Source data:
+++
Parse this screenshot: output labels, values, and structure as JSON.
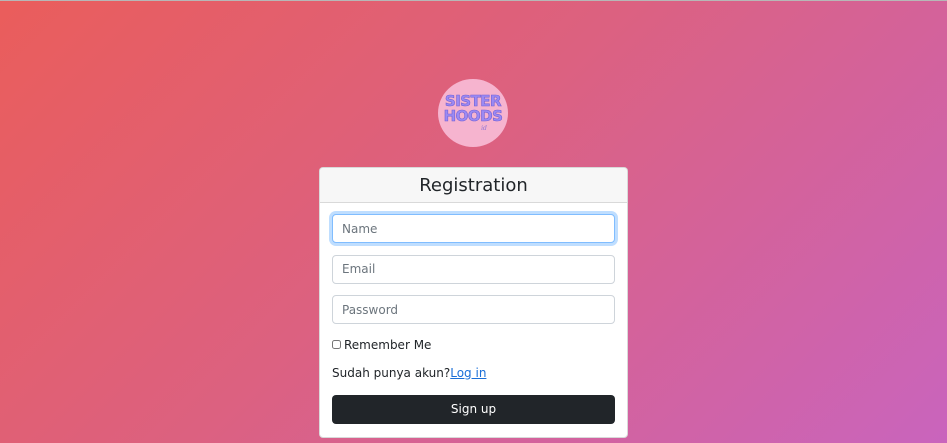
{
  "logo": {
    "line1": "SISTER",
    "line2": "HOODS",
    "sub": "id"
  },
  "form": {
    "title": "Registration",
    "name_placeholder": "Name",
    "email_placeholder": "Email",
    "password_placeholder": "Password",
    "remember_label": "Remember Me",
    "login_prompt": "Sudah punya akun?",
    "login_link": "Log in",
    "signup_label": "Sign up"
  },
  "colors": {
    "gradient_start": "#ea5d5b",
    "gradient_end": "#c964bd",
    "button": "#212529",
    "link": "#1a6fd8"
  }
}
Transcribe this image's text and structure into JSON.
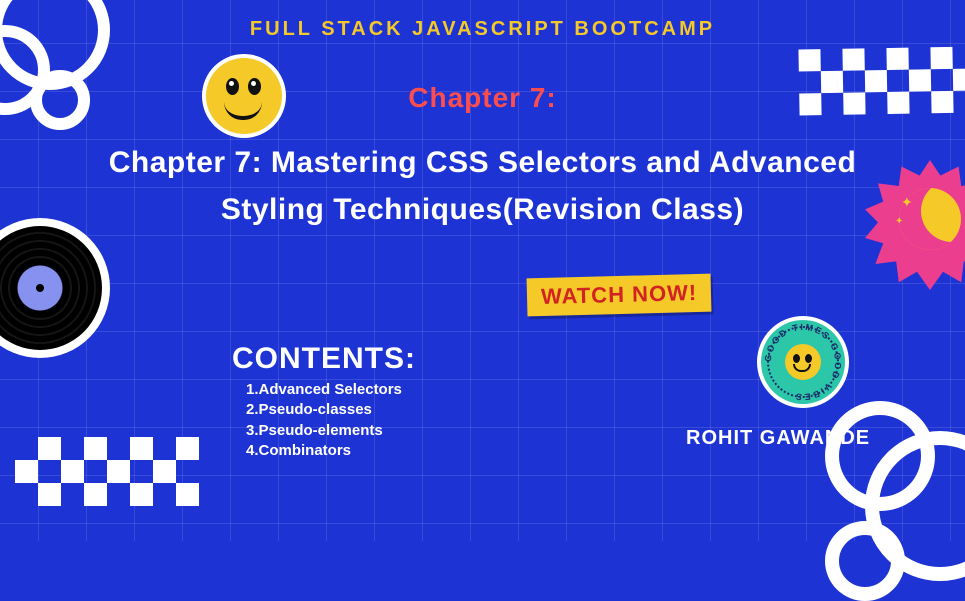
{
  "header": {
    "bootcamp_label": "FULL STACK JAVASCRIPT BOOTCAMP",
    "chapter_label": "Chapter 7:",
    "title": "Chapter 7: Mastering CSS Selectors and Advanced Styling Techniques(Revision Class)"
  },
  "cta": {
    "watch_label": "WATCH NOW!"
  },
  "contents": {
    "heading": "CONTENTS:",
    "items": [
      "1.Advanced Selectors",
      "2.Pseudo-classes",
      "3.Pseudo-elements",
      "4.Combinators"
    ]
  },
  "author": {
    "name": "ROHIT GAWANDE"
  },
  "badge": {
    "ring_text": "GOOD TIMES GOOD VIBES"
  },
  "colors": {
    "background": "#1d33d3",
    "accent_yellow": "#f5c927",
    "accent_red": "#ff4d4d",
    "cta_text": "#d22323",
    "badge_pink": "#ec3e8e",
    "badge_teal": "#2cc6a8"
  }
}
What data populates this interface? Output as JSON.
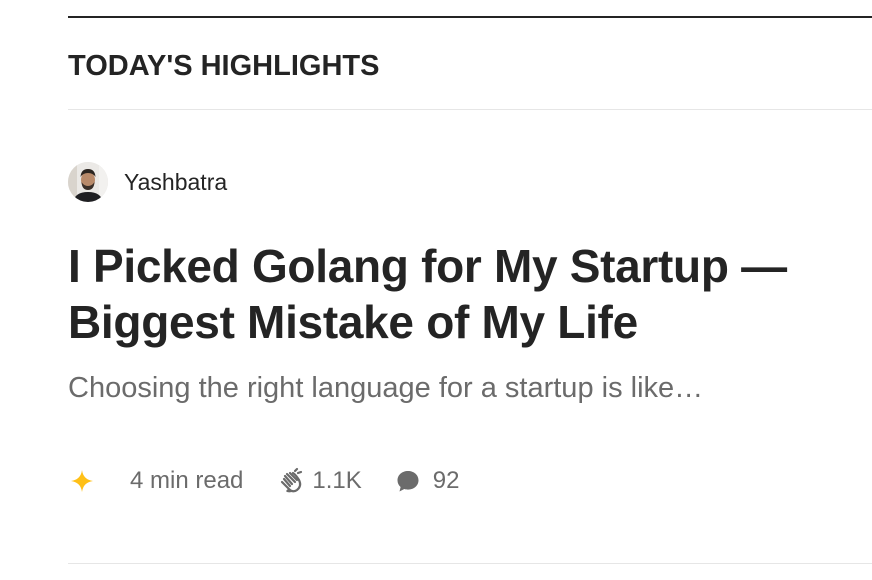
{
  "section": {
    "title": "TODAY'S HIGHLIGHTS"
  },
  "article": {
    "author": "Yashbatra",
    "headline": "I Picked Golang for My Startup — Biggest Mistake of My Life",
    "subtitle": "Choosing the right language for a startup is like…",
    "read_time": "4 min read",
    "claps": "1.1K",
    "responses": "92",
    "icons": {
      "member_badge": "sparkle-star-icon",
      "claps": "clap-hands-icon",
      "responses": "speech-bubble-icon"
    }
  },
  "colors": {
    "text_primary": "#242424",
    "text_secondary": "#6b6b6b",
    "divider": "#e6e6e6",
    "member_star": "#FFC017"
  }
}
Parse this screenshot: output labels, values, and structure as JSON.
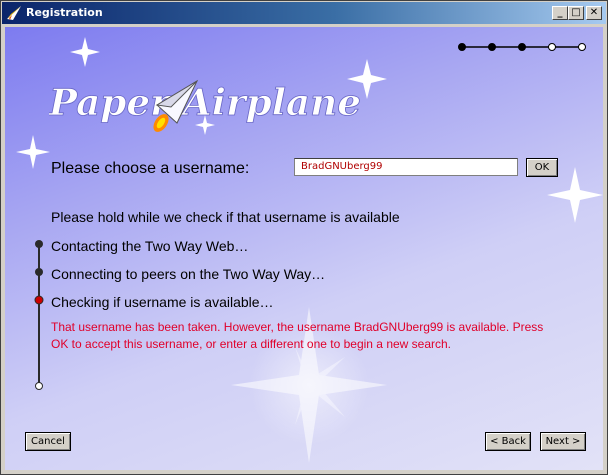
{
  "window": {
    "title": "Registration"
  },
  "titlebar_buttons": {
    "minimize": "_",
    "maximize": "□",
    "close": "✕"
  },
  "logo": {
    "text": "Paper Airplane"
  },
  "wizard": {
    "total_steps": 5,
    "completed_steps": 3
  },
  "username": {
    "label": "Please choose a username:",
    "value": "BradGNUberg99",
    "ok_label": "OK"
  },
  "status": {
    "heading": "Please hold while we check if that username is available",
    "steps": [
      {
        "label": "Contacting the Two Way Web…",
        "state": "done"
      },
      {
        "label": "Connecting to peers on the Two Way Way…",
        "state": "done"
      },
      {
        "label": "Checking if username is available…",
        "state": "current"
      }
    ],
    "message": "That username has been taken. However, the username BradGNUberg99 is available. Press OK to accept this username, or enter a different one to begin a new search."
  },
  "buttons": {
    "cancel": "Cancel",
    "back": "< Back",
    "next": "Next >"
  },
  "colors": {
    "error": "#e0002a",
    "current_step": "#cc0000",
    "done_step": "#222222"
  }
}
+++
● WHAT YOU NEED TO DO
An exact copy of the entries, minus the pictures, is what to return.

● SOLUTION
Parse this screenshot: output labels, values, and structure as JSON.
{
  "logo": {
    "line1": "SISTER",
    "line2": "HOODS",
    "sub": "id"
  },
  "form": {
    "title": "Registration",
    "name_placeholder": "Name",
    "email_placeholder": "Email",
    "password_placeholder": "Password",
    "remember_label": "Remember Me",
    "login_prompt": "Sudah punya akun?",
    "login_link": "Log in",
    "signup_label": "Sign up"
  },
  "colors": {
    "gradient_start": "#ea5d5b",
    "gradient_end": "#c964bd",
    "button": "#212529",
    "link": "#1a6fd8"
  }
}
Transcribe this image's text and structure into JSON.
{
  "header": {
    "bootcamp_label": "FULL STACK JAVASCRIPT BOOTCAMP",
    "chapter_label": "Chapter 7:",
    "title": "Chapter 7: Mastering CSS Selectors and Advanced Styling Techniques(Revision Class)"
  },
  "cta": {
    "watch_label": "WATCH NOW!"
  },
  "contents": {
    "heading": "CONTENTS:",
    "items": [
      "1.Advanced Selectors",
      "2.Pseudo-classes",
      "3.Pseudo-elements",
      "4.Combinators"
    ]
  },
  "author": {
    "name": "ROHIT GAWANDE"
  },
  "badge": {
    "ring_text": "GOOD TIMES GOOD VIBES"
  },
  "colors": {
    "background": "#1d33d3",
    "accent_yellow": "#f5c927",
    "accent_red": "#ff4d4d",
    "cta_text": "#d22323",
    "badge_pink": "#ec3e8e",
    "badge_teal": "#2cc6a8"
  }
}
What data populates this interface? Output as JSON.
{
  "section": {
    "title": "TODAY'S HIGHLIGHTS"
  },
  "article": {
    "author": "Yashbatra",
    "headline": "I Picked Golang for My Startup — Biggest Mistake of My Life",
    "subtitle": "Choosing the right language for a startup is like…",
    "read_time": "4 min read",
    "claps": "1.1K",
    "responses": "92",
    "icons": {
      "member_badge": "sparkle-star-icon",
      "claps": "clap-hands-icon",
      "responses": "speech-bubble-icon"
    }
  },
  "colors": {
    "text_primary": "#242424",
    "text_secondary": "#6b6b6b",
    "divider": "#e6e6e6",
    "member_star": "#FFC017"
  }
}
Parse this screenshot: output labels, values, and structure as JSON.
{
  "window": {
    "title": "Registration"
  },
  "titlebar_buttons": {
    "minimize": "_",
    "maximize": "□",
    "close": "✕"
  },
  "logo": {
    "text": "Paper Airplane"
  },
  "wizard": {
    "total_steps": 5,
    "completed_steps": 3
  },
  "username": {
    "label": "Please choose a username:",
    "value": "BradGNUberg99",
    "ok_label": "OK"
  },
  "status": {
    "heading": "Please hold while we check if that username is available",
    "steps": [
      {
        "label": "Contacting the Two Way Web…",
        "state": "done"
      },
      {
        "label": "Connecting to peers on the Two Way Way…",
        "state": "done"
      },
      {
        "label": "Checking if username is available…",
        "state": "current"
      }
    ],
    "message": "That username has been taken. However, the username BradGNUberg99 is available. Press OK to accept this username, or enter a different one to begin a new search."
  },
  "buttons": {
    "cancel": "Cancel",
    "back": "< Back",
    "next": "Next >"
  },
  "colors": {
    "error": "#e0002a",
    "current_step": "#cc0000",
    "done_step": "#222222"
  }
}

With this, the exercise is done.